### REQUIRED WORK:
Retype the whole listing exactly. Leave out pictures.
Top of GIVEN RECORDS
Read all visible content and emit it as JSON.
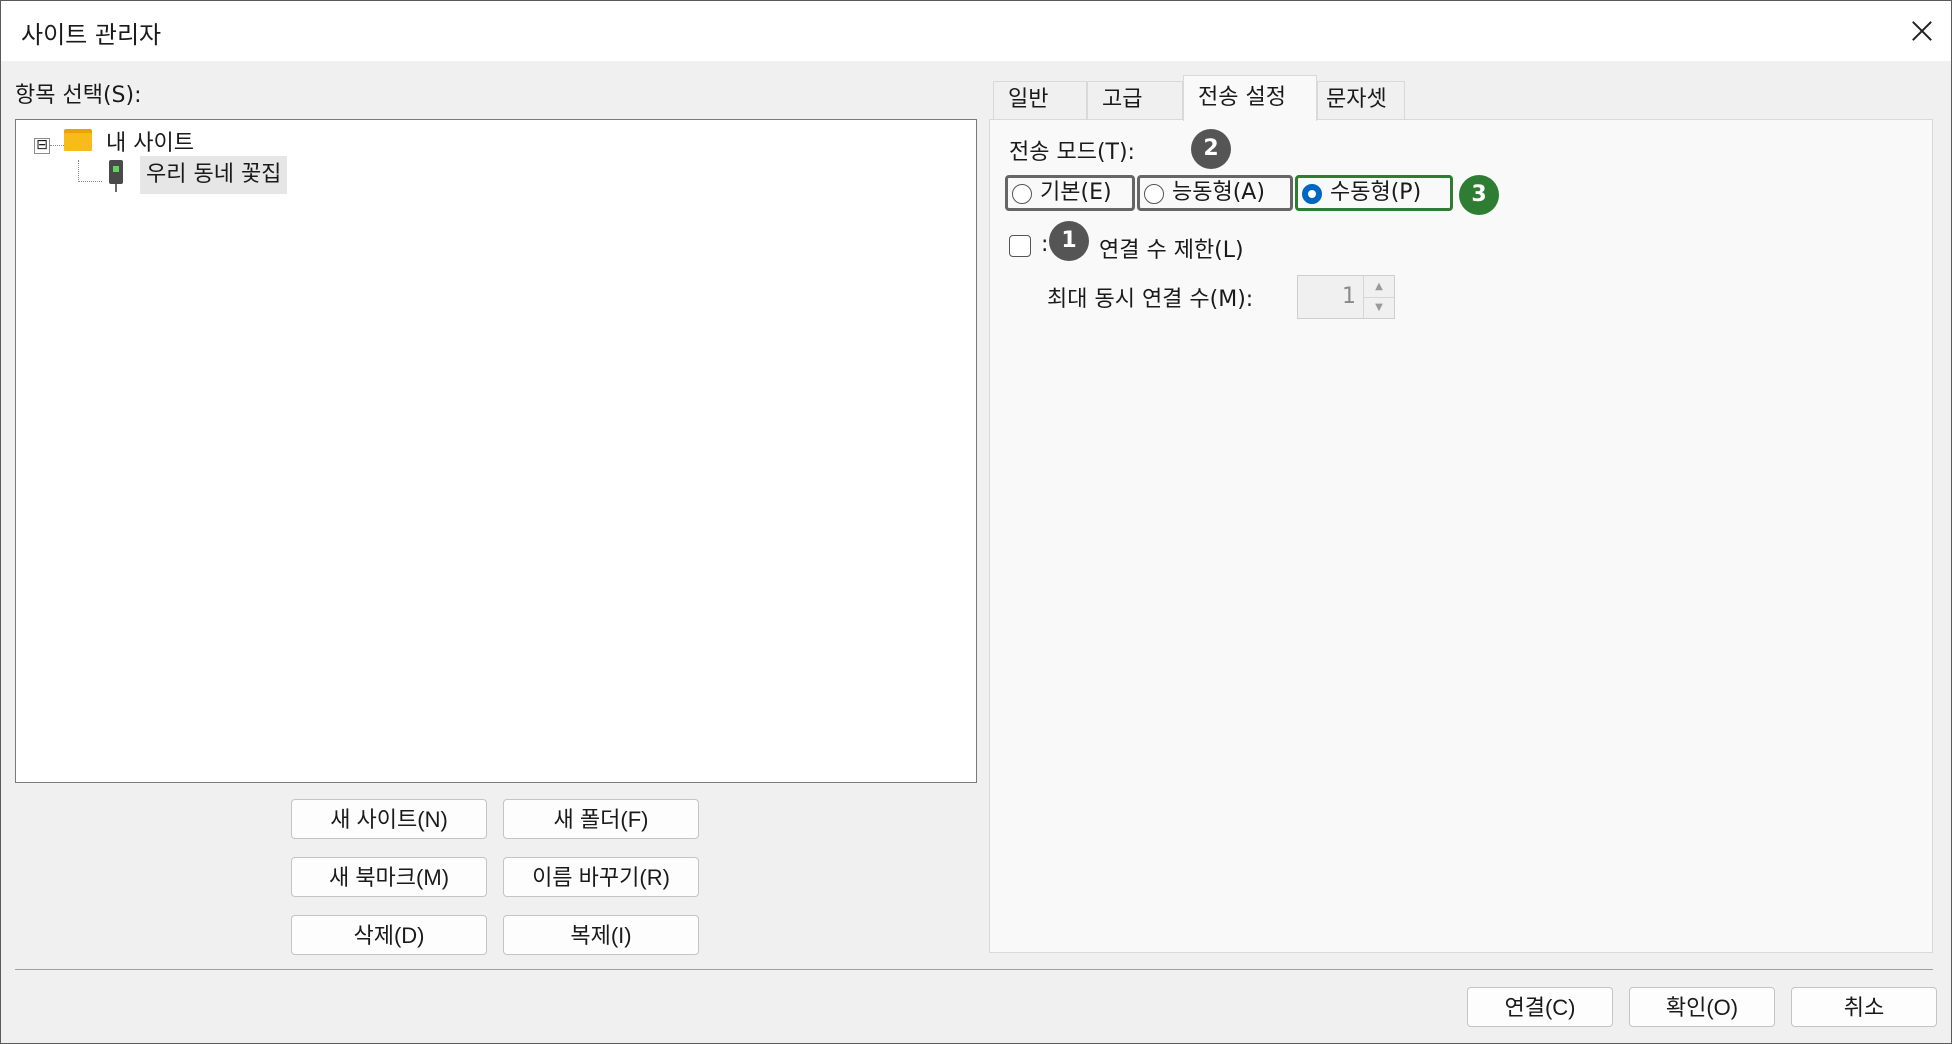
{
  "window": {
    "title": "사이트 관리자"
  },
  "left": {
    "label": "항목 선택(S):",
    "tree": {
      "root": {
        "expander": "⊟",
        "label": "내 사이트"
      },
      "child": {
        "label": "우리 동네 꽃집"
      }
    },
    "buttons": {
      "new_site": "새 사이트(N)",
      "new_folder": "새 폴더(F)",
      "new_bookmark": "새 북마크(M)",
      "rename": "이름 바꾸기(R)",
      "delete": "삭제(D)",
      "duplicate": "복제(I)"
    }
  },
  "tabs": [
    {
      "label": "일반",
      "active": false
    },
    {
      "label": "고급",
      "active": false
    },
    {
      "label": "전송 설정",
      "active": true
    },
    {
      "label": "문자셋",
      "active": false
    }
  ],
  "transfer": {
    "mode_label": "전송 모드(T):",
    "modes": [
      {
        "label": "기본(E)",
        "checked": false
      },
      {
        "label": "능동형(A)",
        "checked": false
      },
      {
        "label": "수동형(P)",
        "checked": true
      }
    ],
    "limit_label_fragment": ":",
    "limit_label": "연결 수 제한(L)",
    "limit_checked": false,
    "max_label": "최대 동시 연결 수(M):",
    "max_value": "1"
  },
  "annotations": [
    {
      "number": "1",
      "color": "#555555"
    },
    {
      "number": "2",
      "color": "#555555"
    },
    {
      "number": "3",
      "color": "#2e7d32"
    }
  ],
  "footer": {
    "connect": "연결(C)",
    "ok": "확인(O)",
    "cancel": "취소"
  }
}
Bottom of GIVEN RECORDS
### RESPONSE TO THE TASK:
Read all visible content and emit it as JSON.
{
  "window": {
    "title": "사이트 관리자"
  },
  "left": {
    "label": "항목 선택(S):",
    "tree": {
      "root": {
        "expander": "⊟",
        "label": "내 사이트"
      },
      "child": {
        "label": "우리 동네 꽃집"
      }
    },
    "buttons": {
      "new_site": "새 사이트(N)",
      "new_folder": "새 폴더(F)",
      "new_bookmark": "새 북마크(M)",
      "rename": "이름 바꾸기(R)",
      "delete": "삭제(D)",
      "duplicate": "복제(I)"
    }
  },
  "tabs": [
    {
      "label": "일반",
      "active": false
    },
    {
      "label": "고급",
      "active": false
    },
    {
      "label": "전송 설정",
      "active": true
    },
    {
      "label": "문자셋",
      "active": false
    }
  ],
  "transfer": {
    "mode_label": "전송 모드(T):",
    "modes": [
      {
        "label": "기본(E)",
        "checked": false
      },
      {
        "label": "능동형(A)",
        "checked": false
      },
      {
        "label": "수동형(P)",
        "checked": true
      }
    ],
    "limit_label_fragment": ":",
    "limit_label": "연결 수 제한(L)",
    "limit_checked": false,
    "max_label": "최대 동시 연결 수(M):",
    "max_value": "1"
  },
  "annotations": [
    {
      "number": "1",
      "color": "#555555"
    },
    {
      "number": "2",
      "color": "#555555"
    },
    {
      "number": "3",
      "color": "#2e7d32"
    }
  ],
  "footer": {
    "connect": "연결(C)",
    "ok": "확인(O)",
    "cancel": "취소"
  }
}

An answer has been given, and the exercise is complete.